(Serves 8-10)

ingredients for chocolate meringue base:
  • 6 egg whites*
  • 300g castor sugar
  • 3 tablespoons of cocoa powder, sieved
  • 1 teaspoon red wine vinegar
  • 50g roughly chopped dark chocolate or the smallest dark chocolate baking buttons you can find

ingredients for topping:
  • 500ml double cream
  • 200g raspberries
  • 100g blueberries
  • 200g strawberries, quartered if large (you want all the fruit to be roughly the same size)
  • 1 tablespoon balsamic vinegar
  • 1 scant teaspoon castor sugar

making the chocolate meringue base:
  1. Grab a bowl and toss the strawberries with 1 tablespoon balsamic vinegar and 1 teaspoon castor sugar.  Cover with clingwrap and pop in the fridge. 
  2. Preheat your oven to 180°C.  Line a flat baking tray with baking paper.
  3. Now, get a large bowl and ensure it is absolutely, spotlessly grease-free* - this is what you'll whip the egg whites in.  Use electric beaters or a stand mixer - don't bother with a hand whisk because your muscles will complain (unless you're Thor, with forearms the size of Christmas hams).
  4. Beat the whites until soft, glossy peaks form, then beat in the castor sugar gradually.  Keep beating until the meringue is stiff and shiny - peaks should point up with only the slightest hint of collapse at the tips.  Stop beating. 
  5. Sprinkle on cocoa powder, then add red wine vinegar and chocolate - gently fold them into the meringue until just incorporated.  The idea is to avoid deflating the egg whites.
  6. Mound meringue mixture on top of baking paper in a large circular blob, about 20-23 centimetres across (about the size of a large dinner plate).  Roughly flatten out the top and sides.
  7. Place in the oven and immediately turn the heat down to 150°C.  Cook for 1 hour 15 minutes.  
  8. The meringue is ready when it looks crisp and dry, both around the edges and on top.  It will be the colour of a pale, milky hot chocolate.  
  9. Do not be alarmed by a few cracks, and please resist all temptation to open the oven door.  You don't want your efforts to deflate! 
  10. Once time is up, turn off the oven and open the door slightly.  Leave the cooked meringue in the oven to cool completely*.  It may still be slightly soft in the middle on the underside, giving you a hint of the glorious dark choclate-y squishiness within.  This is A Good Thing.  
  1. Once cooled and you're ready to serve, invert the meringue onto a large, flat plate.  
  2. Drain the strawberries from the balsamic syrup until you're left with a small heap of glistening ruby fruit.  Set aside.
  3. Spread the meringue with cream, then pile all the berries (including the drained strawberries) on top in whatever organised or haphazard manner you wish.  

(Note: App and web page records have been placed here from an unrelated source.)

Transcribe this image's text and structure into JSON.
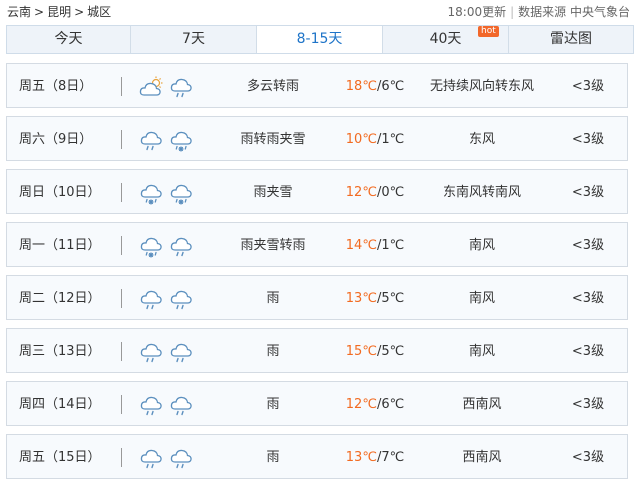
{
  "breadcrumb": {
    "province": "云南",
    "city": "昆明",
    "district": "城区",
    "sep": ">"
  },
  "update": {
    "time": "18:00更新",
    "sep": "|",
    "source": "数据来源 中央气象台"
  },
  "tabs": [
    {
      "label": "今天"
    },
    {
      "label": "7天"
    },
    {
      "label": "8-15天",
      "active": true
    },
    {
      "label": "40天",
      "badge": "hot"
    },
    {
      "label": "雷达图"
    }
  ],
  "colors": {
    "accent": "#1e74c8",
    "high_temp": "#f26b21",
    "hot_badge": "#f2672a",
    "icon_stroke": "#5b8fbe"
  },
  "forecast": [
    {
      "day": "周五（8日）",
      "icons": [
        "partly-cloudy-icon",
        "rain-icon"
      ],
      "desc": "多云转雨",
      "high": "18℃",
      "low": "/6℃",
      "wind": "无持续风向转东风",
      "level": "<3级"
    },
    {
      "day": "周六（9日）",
      "icons": [
        "rain-icon",
        "sleet-icon"
      ],
      "desc": "雨转雨夹雪",
      "high": "10℃",
      "low": "/1℃",
      "wind": "东风",
      "level": "<3级"
    },
    {
      "day": "周日（10日）",
      "icons": [
        "sleet-icon",
        "sleet-icon"
      ],
      "desc": "雨夹雪",
      "high": "12℃",
      "low": "/0℃",
      "wind": "东南风转南风",
      "level": "<3级"
    },
    {
      "day": "周一（11日）",
      "icons": [
        "sleet-icon",
        "rain-icon"
      ],
      "desc": "雨夹雪转雨",
      "high": "14℃",
      "low": "/1℃",
      "wind": "南风",
      "level": "<3级"
    },
    {
      "day": "周二（12日）",
      "icons": [
        "rain-icon",
        "rain-icon"
      ],
      "desc": "雨",
      "high": "13℃",
      "low": "/5℃",
      "wind": "南风",
      "level": "<3级"
    },
    {
      "day": "周三（13日）",
      "icons": [
        "rain-icon",
        "rain-icon"
      ],
      "desc": "雨",
      "high": "15℃",
      "low": "/5℃",
      "wind": "南风",
      "level": "<3级"
    },
    {
      "day": "周四（14日）",
      "icons": [
        "rain-icon",
        "rain-icon"
      ],
      "desc": "雨",
      "high": "12℃",
      "low": "/6℃",
      "wind": "西南风",
      "level": "<3级"
    },
    {
      "day": "周五（15日）",
      "icons": [
        "rain-icon",
        "rain-icon"
      ],
      "desc": "雨",
      "high": "13℃",
      "low": "/7℃",
      "wind": "西南风",
      "level": "<3级"
    }
  ]
}
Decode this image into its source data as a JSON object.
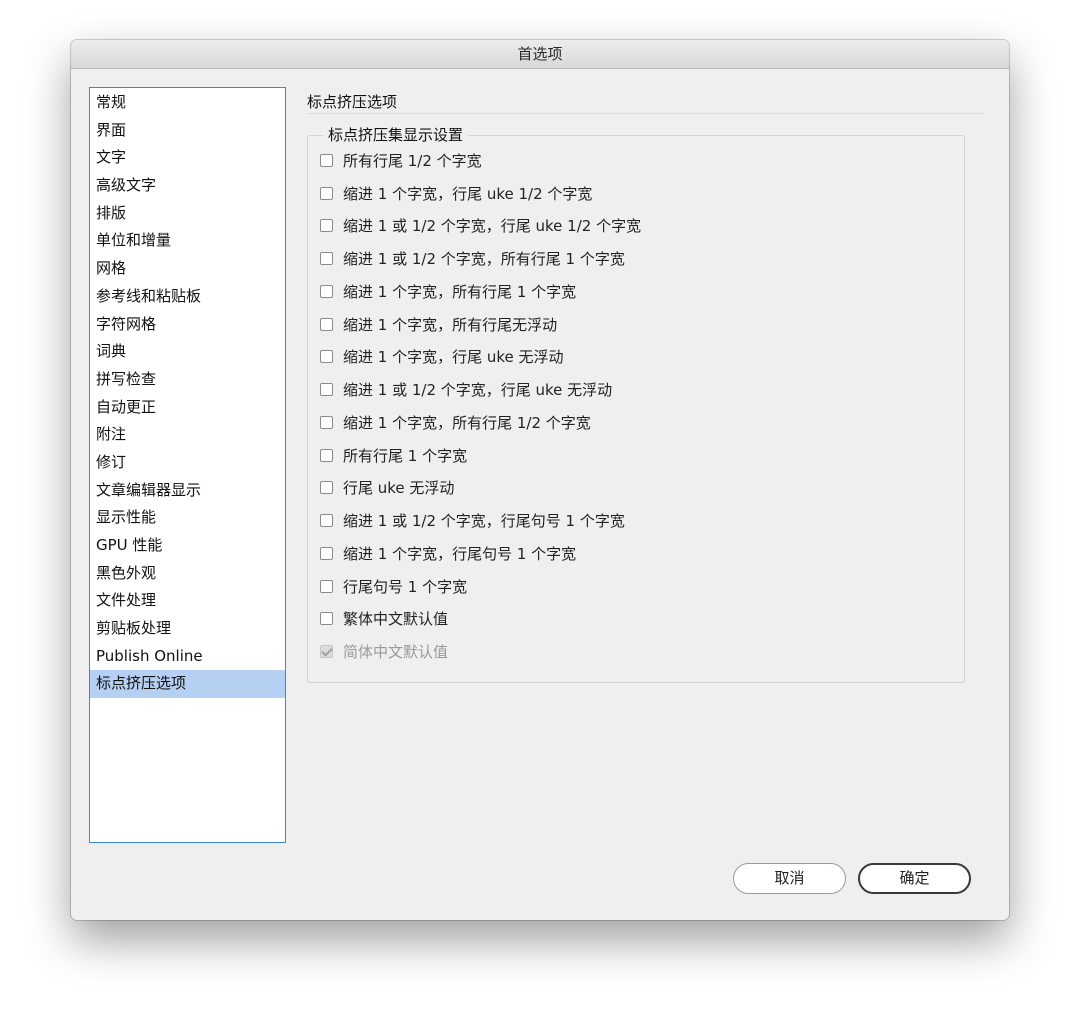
{
  "window": {
    "title": "首选项"
  },
  "sidebar": {
    "items": [
      {
        "label": "常规"
      },
      {
        "label": "界面"
      },
      {
        "label": "文字"
      },
      {
        "label": "高级文字"
      },
      {
        "label": "排版"
      },
      {
        "label": "单位和增量"
      },
      {
        "label": "网格"
      },
      {
        "label": "参考线和粘贴板"
      },
      {
        "label": "字符网格"
      },
      {
        "label": "词典"
      },
      {
        "label": "拼写检查"
      },
      {
        "label": "自动更正"
      },
      {
        "label": "附注"
      },
      {
        "label": "修订"
      },
      {
        "label": "文章编辑器显示"
      },
      {
        "label": "显示性能"
      },
      {
        "label": "GPU 性能"
      },
      {
        "label": "黑色外观"
      },
      {
        "label": "文件处理"
      },
      {
        "label": "剪贴板处理"
      },
      {
        "label": "Publish Online"
      },
      {
        "label": "标点挤压选项"
      }
    ],
    "selected_index": 21,
    "selection_color": "#b5d0f2",
    "border_color": "#3b86d8"
  },
  "panel": {
    "title": "标点挤压选项",
    "group_title": "标点挤压集显示设置",
    "options": [
      {
        "label": "所有行尾 1/2 个字宽",
        "checked": false,
        "enabled": true
      },
      {
        "label": "缩进 1 个字宽，行尾 uke 1/2 个字宽",
        "checked": false,
        "enabled": true
      },
      {
        "label": "缩进 1 或 1/2 个字宽，行尾 uke 1/2 个字宽",
        "checked": false,
        "enabled": true
      },
      {
        "label": "缩进 1 或 1/2 个字宽，所有行尾 1 个字宽",
        "checked": false,
        "enabled": true
      },
      {
        "label": "缩进 1 个字宽，所有行尾 1 个字宽",
        "checked": false,
        "enabled": true
      },
      {
        "label": "缩进 1 个字宽，所有行尾无浮动",
        "checked": false,
        "enabled": true
      },
      {
        "label": "缩进 1 个字宽，行尾 uke 无浮动",
        "checked": false,
        "enabled": true
      },
      {
        "label": "缩进 1 或 1/2 个字宽，行尾 uke 无浮动",
        "checked": false,
        "enabled": true
      },
      {
        "label": "缩进 1 个字宽，所有行尾 1/2 个字宽",
        "checked": false,
        "enabled": true
      },
      {
        "label": "所有行尾 1 个字宽",
        "checked": false,
        "enabled": true
      },
      {
        "label": "行尾 uke 无浮动",
        "checked": false,
        "enabled": true
      },
      {
        "label": "缩进 1 或 1/2 个字宽，行尾句号 1 个字宽",
        "checked": false,
        "enabled": true
      },
      {
        "label": "缩进 1 个字宽，行尾句号 1 个字宽",
        "checked": false,
        "enabled": true
      },
      {
        "label": "行尾句号 1 个字宽",
        "checked": false,
        "enabled": true
      },
      {
        "label": "繁体中文默认值",
        "checked": false,
        "enabled": true
      },
      {
        "label": "简体中文默认值",
        "checked": true,
        "enabled": false
      }
    ]
  },
  "buttons": {
    "cancel_label": "取消",
    "ok_label": "确定"
  }
}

You now have a glorious Chocolate Berry Pavlova.  Cackle madly whilst steepling your fingers.  If you have a white cat handy, now is the time to stroke it like a Bond villain.  Excellent.

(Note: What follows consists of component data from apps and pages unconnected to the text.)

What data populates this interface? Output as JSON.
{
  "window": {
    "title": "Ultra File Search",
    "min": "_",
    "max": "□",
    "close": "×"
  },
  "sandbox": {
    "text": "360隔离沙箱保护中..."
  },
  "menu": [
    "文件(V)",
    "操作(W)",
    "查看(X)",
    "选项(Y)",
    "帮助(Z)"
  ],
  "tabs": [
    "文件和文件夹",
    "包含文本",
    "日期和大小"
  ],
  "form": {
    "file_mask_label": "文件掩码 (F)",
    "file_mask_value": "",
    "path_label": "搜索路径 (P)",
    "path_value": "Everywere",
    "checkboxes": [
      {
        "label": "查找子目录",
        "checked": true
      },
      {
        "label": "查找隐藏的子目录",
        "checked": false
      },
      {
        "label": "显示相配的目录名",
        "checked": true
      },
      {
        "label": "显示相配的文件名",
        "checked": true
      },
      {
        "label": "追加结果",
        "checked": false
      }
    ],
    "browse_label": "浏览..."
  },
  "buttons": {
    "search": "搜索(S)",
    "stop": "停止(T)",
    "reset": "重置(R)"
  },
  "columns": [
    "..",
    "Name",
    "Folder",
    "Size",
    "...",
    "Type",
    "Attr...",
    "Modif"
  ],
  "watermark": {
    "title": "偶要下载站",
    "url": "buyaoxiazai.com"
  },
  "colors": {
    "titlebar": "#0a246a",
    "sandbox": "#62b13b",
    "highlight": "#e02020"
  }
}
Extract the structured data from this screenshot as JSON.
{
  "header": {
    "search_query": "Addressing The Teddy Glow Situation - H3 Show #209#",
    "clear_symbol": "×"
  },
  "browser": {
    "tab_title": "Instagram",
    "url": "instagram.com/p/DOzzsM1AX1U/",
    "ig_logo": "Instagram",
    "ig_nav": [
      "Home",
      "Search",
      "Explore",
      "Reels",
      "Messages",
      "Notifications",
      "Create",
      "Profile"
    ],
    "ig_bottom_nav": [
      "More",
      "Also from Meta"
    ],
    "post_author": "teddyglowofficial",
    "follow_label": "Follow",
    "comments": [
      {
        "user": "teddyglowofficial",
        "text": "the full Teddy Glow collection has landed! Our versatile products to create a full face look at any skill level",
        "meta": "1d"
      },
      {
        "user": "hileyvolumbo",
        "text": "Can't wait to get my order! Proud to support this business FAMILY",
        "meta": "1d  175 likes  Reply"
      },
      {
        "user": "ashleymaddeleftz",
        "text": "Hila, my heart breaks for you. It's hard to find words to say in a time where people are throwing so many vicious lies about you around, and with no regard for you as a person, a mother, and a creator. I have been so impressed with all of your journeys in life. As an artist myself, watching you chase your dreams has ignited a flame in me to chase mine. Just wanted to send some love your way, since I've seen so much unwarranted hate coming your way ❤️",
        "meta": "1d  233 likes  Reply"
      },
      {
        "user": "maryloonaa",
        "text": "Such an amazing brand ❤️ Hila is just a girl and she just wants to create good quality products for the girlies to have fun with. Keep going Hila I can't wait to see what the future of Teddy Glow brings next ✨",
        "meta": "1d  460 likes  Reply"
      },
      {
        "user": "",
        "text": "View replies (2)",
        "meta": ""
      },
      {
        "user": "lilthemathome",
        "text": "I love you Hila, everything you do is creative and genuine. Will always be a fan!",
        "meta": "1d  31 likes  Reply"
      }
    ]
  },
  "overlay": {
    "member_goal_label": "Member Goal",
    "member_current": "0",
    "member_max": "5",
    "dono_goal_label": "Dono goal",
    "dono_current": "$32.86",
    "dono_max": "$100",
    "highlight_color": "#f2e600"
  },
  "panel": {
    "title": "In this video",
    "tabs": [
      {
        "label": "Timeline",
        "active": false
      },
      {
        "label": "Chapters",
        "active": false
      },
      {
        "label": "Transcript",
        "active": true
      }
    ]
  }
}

Serve to your grateful minions, who will fall upon it like wolves tearing apart prey.  This recipe will serve 8-10 people, but the chances of them wanting seconds is high.

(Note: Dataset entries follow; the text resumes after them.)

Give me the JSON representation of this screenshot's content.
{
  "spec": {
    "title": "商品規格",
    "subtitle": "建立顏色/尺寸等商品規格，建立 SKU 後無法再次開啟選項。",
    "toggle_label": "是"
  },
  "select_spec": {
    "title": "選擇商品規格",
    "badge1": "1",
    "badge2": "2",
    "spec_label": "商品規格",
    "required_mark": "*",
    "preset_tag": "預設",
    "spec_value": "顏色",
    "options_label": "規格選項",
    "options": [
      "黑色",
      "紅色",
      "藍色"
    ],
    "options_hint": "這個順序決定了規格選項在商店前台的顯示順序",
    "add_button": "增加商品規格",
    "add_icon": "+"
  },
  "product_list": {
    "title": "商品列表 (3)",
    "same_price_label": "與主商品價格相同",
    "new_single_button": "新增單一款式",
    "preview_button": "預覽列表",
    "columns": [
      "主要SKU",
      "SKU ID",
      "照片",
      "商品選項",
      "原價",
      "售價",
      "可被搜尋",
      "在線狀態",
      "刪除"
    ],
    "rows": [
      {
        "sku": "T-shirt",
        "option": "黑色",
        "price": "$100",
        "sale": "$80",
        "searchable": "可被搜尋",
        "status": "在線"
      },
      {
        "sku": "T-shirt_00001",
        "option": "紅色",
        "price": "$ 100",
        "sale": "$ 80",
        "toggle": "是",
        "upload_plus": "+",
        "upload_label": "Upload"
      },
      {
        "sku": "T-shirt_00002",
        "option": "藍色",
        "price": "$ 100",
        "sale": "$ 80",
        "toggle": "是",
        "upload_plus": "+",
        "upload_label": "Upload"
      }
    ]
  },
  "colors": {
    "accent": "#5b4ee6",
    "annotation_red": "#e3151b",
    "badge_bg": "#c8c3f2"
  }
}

- You'll have 6 egg yolks remaining after making this recipe.  They may be saved by freezing: Break the yolks, then add 1/2 teaspoon salt.  Stir gently.  I like to divide the yolk mixture into thirds, then freeze in small containers so that each container contains roughly 2 yolks.  The reason why all this palaver is necessary is because yolks turn into hard gelatinous balls when frozen without salt.  Or you could simply make a crème caramel...      
- Grease is the enemy of egg whites.  Wet some kitchen paper with white vinegar, then wipe down the inside of your mixing bowl.  You may also wish to give your beaters a quick rinse with vinegar too.
- The meringue base may be stored in an airtight container in a cool, dry place for a few days.  This is useful if you, like me, find meringue-making a slightly fraught process and need a day or two to recover.

No comments:

Post a Comment